His researches on elliptic functions are of considerable elegance, but their great merit lies in the stimulating effect which they had on later mathematicians.
The preamble includes a striking tribute to the advantages that France had derived from the study of the classics: " L'etude de l'antiquite grecque et latine a donne au genie francais une mesure, une clarte et une elegance incomparables.
In 1742 a seven-figure table was published in quarto form by Gardiner, which is celebrated on account of its accuracy and of the elegance of the printing.
His eloquence was of the vehement order; but it wins hearers and readers by the strength of its passion, the energy of its truth, the pregnancy and elegance of its expression, just as much as it repels them by its heat without light, its sophistical argumentaiions, and its elaborate hair-splittings.
With this object in view, the early improvers of hot-house architecture substituted metal for wood in the construction of the roofs, and for the most part dispensed with back walls; but the conducting power of the metal caused a great irregularity of temperature, which it was found difficult to control; and, notwithstanding the elegance of metallic houses, this circumstance, together with their greater cost, has induced most recent authorities to give the preference to wood.
Four treatises from his pen on Roman antiquities deserve to be commemorated for their erudition no less than for the elegance of their Latinity.
But his own style was an individual one, marked by lightness and facility, sparkling vivacity, grace and elegance, clear and piquant melody - characteristically French.
Though Hobbes claims to have performed his work " with much more diligence than elegance," his version is remarkable as a piece of English writing, but is by no means accurate.
But his chief pleasures were derived from what the astronomer of his Abyssinian tale called "the endearing elegance of female friendship."
The edifices raised by the Moorish kings of Spain and the Moslem rulers of India may have been more splendid in their materials, and more elaborate in their details; the houses of the great men of Damascus may be more costly than were those of the Mameluke beys; but for purity of taste and elegance of design both are far excelled by many of the mosques and houses of Cairo.
In the Euphausiidae the digitiform-arborescent branchiae, as if conscious of their own extreme elegance, remain wholly uncovered.
Although, for instance, the wines of Italy, Greece, the Cape, &c., possess great body and strength, they cannot compare as regards elegance of flavour and bouquet with the wines of France and Germany.
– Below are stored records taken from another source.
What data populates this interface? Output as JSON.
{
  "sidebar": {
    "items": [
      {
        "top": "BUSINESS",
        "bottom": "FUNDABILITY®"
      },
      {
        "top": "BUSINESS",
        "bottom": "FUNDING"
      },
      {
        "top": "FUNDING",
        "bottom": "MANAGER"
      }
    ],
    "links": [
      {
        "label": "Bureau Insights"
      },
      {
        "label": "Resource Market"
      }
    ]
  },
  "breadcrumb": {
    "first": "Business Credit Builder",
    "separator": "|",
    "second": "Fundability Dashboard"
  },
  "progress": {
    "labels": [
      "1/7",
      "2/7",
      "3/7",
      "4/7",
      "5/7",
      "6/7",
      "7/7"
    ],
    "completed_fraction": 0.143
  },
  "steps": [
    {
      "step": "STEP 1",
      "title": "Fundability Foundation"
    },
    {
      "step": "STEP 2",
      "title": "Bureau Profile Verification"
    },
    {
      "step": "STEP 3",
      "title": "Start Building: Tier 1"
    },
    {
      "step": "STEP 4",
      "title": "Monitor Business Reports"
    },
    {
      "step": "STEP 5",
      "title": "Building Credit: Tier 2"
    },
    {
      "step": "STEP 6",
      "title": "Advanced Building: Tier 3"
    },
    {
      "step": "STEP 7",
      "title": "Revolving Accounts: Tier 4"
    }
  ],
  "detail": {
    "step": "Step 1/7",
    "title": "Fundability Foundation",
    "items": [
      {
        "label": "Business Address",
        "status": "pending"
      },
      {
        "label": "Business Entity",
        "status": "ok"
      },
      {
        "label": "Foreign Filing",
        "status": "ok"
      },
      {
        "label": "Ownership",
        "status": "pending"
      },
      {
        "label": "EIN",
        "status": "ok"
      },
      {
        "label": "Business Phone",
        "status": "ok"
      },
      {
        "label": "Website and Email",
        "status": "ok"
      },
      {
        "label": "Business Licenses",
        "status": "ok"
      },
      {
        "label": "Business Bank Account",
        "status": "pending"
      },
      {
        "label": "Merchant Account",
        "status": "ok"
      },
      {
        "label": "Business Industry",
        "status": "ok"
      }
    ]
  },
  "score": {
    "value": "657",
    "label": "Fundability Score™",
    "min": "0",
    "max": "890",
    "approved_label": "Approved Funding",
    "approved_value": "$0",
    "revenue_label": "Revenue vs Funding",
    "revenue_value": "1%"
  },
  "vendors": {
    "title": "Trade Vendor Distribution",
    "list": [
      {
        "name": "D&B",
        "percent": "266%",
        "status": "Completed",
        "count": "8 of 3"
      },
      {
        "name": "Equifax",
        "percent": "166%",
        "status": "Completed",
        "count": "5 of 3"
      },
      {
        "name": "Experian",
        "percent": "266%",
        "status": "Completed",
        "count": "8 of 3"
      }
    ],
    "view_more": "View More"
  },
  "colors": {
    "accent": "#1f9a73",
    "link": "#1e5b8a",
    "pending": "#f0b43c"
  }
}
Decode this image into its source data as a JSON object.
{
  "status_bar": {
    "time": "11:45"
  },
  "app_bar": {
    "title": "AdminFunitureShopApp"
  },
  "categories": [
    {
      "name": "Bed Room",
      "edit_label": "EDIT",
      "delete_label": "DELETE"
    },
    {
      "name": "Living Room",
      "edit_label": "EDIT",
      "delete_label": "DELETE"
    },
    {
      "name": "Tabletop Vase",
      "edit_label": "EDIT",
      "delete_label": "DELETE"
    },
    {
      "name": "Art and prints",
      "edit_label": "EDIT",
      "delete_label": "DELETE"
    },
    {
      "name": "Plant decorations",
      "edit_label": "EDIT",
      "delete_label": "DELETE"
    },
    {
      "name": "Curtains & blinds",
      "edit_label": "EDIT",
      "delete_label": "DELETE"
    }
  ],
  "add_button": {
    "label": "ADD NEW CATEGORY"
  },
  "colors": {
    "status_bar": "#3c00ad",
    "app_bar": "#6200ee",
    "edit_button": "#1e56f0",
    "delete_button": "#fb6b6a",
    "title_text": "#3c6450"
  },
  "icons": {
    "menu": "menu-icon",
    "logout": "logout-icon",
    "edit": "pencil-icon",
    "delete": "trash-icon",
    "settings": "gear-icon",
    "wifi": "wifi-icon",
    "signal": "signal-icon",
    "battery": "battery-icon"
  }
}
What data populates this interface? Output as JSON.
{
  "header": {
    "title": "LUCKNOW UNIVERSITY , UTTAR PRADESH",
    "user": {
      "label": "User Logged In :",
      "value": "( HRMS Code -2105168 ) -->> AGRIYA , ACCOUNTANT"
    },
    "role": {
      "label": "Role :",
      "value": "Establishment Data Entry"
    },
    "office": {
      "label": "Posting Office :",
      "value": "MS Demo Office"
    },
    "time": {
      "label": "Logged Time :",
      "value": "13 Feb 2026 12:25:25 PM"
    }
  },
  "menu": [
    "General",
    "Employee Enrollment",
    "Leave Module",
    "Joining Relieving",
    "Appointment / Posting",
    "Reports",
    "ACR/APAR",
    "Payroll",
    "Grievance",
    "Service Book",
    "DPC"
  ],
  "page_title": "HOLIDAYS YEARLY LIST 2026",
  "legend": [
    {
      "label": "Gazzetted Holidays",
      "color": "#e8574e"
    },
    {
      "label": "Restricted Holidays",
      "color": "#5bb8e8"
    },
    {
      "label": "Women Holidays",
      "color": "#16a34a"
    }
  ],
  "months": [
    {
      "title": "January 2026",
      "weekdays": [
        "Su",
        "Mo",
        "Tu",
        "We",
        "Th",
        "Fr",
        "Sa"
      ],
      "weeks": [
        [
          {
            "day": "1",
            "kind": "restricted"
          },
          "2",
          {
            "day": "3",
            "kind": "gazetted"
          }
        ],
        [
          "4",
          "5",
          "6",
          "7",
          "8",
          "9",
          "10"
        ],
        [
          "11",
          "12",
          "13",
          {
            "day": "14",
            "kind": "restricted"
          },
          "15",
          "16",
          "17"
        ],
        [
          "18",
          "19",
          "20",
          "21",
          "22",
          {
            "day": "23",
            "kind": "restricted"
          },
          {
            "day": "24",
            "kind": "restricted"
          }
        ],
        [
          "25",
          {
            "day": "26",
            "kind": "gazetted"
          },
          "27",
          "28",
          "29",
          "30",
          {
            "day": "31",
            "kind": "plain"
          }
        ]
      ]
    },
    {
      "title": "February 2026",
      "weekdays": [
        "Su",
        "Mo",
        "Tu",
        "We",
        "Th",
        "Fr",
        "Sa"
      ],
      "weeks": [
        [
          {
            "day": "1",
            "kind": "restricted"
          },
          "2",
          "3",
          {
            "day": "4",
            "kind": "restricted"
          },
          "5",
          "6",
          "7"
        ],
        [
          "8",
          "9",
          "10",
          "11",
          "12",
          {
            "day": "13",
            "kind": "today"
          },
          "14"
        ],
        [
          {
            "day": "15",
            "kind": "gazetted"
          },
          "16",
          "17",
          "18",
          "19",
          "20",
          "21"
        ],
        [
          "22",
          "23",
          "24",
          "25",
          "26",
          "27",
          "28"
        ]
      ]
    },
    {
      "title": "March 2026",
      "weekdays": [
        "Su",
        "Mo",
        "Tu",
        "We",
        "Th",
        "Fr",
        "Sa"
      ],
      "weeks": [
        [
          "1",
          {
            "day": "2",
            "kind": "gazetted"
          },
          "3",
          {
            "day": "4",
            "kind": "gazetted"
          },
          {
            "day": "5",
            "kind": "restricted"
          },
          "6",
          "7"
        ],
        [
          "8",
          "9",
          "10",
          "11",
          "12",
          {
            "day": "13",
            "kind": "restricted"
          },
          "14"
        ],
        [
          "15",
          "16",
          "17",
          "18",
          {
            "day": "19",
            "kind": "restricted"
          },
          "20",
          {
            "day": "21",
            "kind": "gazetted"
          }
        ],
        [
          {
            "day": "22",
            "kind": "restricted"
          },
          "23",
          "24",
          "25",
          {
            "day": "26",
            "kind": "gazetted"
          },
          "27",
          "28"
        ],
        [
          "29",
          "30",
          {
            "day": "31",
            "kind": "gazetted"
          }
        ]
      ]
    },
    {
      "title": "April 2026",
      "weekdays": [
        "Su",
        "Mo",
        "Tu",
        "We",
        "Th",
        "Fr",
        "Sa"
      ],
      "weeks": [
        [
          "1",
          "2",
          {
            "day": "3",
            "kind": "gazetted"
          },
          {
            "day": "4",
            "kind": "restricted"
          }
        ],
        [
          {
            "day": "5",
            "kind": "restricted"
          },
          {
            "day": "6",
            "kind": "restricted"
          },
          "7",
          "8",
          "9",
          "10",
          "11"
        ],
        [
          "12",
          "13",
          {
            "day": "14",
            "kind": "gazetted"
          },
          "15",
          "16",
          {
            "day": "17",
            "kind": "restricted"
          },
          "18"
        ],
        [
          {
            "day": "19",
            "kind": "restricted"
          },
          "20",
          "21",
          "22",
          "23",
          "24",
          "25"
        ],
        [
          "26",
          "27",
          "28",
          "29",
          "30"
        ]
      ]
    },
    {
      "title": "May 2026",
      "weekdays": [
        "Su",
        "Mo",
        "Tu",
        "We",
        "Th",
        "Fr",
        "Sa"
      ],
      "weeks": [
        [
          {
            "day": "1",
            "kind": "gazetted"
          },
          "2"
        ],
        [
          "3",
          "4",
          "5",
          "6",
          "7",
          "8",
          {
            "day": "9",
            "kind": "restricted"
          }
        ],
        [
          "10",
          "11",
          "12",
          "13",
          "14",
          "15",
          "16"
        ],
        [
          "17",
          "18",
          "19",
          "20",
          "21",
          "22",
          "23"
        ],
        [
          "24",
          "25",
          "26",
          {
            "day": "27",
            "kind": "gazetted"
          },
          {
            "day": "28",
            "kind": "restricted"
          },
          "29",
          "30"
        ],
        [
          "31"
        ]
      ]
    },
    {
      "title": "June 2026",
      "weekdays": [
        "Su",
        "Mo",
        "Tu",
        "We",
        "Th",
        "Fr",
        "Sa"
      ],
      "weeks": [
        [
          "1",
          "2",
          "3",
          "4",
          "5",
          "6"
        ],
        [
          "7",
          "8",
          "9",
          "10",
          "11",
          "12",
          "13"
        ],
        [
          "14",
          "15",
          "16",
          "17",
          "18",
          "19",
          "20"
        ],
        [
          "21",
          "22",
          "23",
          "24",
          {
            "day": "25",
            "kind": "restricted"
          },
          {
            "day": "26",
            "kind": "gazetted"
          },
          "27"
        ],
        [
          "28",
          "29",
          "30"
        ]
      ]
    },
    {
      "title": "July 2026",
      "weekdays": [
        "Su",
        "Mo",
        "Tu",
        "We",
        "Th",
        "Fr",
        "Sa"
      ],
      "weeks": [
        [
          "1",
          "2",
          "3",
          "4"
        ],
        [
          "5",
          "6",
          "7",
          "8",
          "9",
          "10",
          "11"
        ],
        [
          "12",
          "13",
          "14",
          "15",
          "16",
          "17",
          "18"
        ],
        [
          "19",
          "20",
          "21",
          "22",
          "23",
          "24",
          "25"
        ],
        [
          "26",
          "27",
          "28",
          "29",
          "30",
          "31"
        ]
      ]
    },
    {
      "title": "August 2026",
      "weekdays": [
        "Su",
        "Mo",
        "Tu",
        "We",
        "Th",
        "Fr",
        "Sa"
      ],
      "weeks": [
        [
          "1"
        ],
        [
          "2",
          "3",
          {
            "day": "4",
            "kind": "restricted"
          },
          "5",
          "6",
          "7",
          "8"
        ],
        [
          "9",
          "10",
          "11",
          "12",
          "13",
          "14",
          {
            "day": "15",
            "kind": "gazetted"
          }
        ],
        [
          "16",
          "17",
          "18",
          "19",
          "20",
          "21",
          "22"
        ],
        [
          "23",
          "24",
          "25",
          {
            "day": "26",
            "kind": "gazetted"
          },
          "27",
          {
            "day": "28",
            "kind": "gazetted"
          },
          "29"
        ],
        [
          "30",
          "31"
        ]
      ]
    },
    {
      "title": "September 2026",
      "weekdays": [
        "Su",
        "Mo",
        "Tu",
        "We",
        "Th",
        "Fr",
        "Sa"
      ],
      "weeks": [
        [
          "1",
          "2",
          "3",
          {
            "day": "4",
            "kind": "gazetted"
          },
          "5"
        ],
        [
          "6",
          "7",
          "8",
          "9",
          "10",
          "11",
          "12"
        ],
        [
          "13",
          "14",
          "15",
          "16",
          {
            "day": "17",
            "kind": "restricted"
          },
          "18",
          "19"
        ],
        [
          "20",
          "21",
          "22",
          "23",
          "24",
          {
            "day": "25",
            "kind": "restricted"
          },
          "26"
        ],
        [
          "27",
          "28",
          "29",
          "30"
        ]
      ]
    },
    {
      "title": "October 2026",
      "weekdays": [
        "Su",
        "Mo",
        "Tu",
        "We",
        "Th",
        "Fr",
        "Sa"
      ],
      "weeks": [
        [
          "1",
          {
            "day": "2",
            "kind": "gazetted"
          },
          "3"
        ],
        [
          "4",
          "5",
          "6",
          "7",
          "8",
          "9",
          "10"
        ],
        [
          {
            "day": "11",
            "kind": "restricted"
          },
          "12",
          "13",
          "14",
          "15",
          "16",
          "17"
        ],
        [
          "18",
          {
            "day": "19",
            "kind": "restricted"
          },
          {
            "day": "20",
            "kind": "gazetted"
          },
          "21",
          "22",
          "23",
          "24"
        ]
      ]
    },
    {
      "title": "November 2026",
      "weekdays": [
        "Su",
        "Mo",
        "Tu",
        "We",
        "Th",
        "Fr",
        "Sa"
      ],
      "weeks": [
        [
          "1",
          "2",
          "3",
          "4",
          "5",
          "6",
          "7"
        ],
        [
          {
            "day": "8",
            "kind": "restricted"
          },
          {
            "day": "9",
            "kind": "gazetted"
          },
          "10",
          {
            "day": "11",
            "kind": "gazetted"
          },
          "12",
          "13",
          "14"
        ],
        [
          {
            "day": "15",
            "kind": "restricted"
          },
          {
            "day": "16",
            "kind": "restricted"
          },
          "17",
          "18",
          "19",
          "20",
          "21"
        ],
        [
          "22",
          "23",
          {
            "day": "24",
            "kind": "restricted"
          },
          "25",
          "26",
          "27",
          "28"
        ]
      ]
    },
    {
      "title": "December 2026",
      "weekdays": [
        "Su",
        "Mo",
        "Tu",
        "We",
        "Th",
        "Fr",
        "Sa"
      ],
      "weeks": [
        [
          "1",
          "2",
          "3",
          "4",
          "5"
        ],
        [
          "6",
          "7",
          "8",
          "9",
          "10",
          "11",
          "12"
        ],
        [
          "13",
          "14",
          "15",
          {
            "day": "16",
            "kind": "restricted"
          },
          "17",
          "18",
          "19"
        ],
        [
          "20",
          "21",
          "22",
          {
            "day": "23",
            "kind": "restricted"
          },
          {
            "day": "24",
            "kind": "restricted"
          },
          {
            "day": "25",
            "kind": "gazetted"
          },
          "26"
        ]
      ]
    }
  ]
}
On three sides it is well preserved, and displays remarkable variety and elegance in its sculptured decorations.
This reputation he owes partly to the vast fertility of his pen - according to the historian Sozomen he was credited with having written altogether 3,000,000 lines - partly to the elegance of his style and a certain measure of poetic inspiration, more perhaps to the strength and consistency of his personal character, and his ardour in defence of the creed formulated at Nicaea.
18J5), who has made great discoveries in the 16th and 17th centuries, and who has published, besides a good book about Shakespeare, studies in which a profound learning is relieved by elegance of delivery.
Julien, is exceedingly interesting; its Chinese style receives high praise from the translator, who says he has often had to regret his inability to reproduce its grace, elegance and vivacity.
Zanella was a broad-minded and patriotic ecclesiastic, and his character is justly held in equal honour with his poetry, which, if hardly to be termed powerful, wears a stamp of peculiar elegance and finish, and asserts a place of its own in modern Italian literature.